Constant weight of responsibilities, sleepless nights due to pressures and problems, frequent travels, hectic schedule, pressures due to unrealistic expectations of people, non-cooperation and strife among coworkers, challenges and threats from the enemies of the gospel, financial strain, family problems, repeated temptations and scores of such things tire the leaders physically, exhaust them mentally and drain them spiritually. No wonder even champions like Prophet Elijah cried, "It is enough! Lord, take my life!" (1 Ki 19:4).
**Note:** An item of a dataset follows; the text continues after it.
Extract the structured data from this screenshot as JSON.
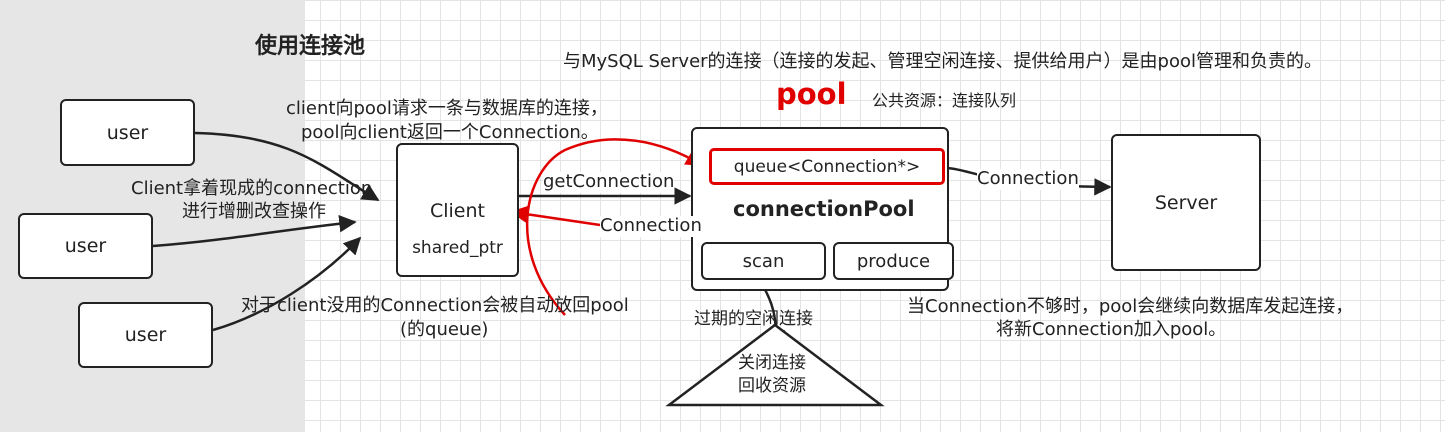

The Strike-the-Shepherd operation of Satan has gathered momentum in these last days. Every other preacher is ill with some chronic disease. Godís servants meeting with frightful accidents is no more a surprise. Family conflicts and moral failures are commonplace. Corruption is rampant. Only now the people are understanding that preachers and leaders are not angels but just human. Preachers have prayed enough for people. Itís now the peopleís turn to pray for the preachers. Give yourself to preventive praying for those in ministry and leadership. Pray that God may protect them from defilement, diseases, divisions, dangers and depression. Prevention is better than cure!

The cross of loneliness is the heaviest for leaders. The closest disciples were fighting for prominence and positions while Jesus was preparing to drink the cup of bitterness. They slept off when He was sweating blood. Even the guardian angels were absent for a while. It appeared to Jesus on the Cross that God also had forsaken Him. Paul mourned, "All forsook me" (2 Tim 4:16). Dear friends, do all thatís possible to encourage the leaders, refresh them and support them. If they do well, you only will be the beneficiary.

10. Carcass & Eagles

"Wherever the carcass is, there the eagles will be gathered together" (Mt 24:28).

Jesus used this proverb in connection with His return and the gathering of His saints from all over the world. Unfortunately the Church is ignored today by the society. We Christians also suffer from a minority complex. As I write this article on 19 March 2003, the global attention is on the World Cup cricket match in South Africa and the possible Gulf War. Think of a day when Jesus Christ and His Church will be the talk of the world! That will be the headlines of newspapers and TV news!

Talking about Cricket and War, we donít know who would win. But in our case, victory is preassured. Jesus will win! His saints will receive the Kingdom! Here comes Daniel with the sure word of prophecy: "The sovereignty, power, and greatness of all the kingdoms under heaven will be given to the holy people of the Most High. They will rule forever, and all rulers will serve and obey them" (Dan 7:27).

John the forerunner of Christ for His first coming could not have access to the pulpit of the organized religion. He did not feel bad about it. He was a man from God, and he had a message from God. That was good enough for him. He went to the banks of Jordon and started to preach. People cared the less for the High priests Annas and Caiaphas and went to listen to John (Lk 3:2,3). After sometime the Pharisees and Sadducees also went to hear him (Mt 3:7). Where the carcass is, there the eagles will fly! The world of religion, economics and politics is in utter confusion. The need of the hour is men from God with a message from God. Anything else is secondary. Only such men can take the world back to God! Will you accept this challenge?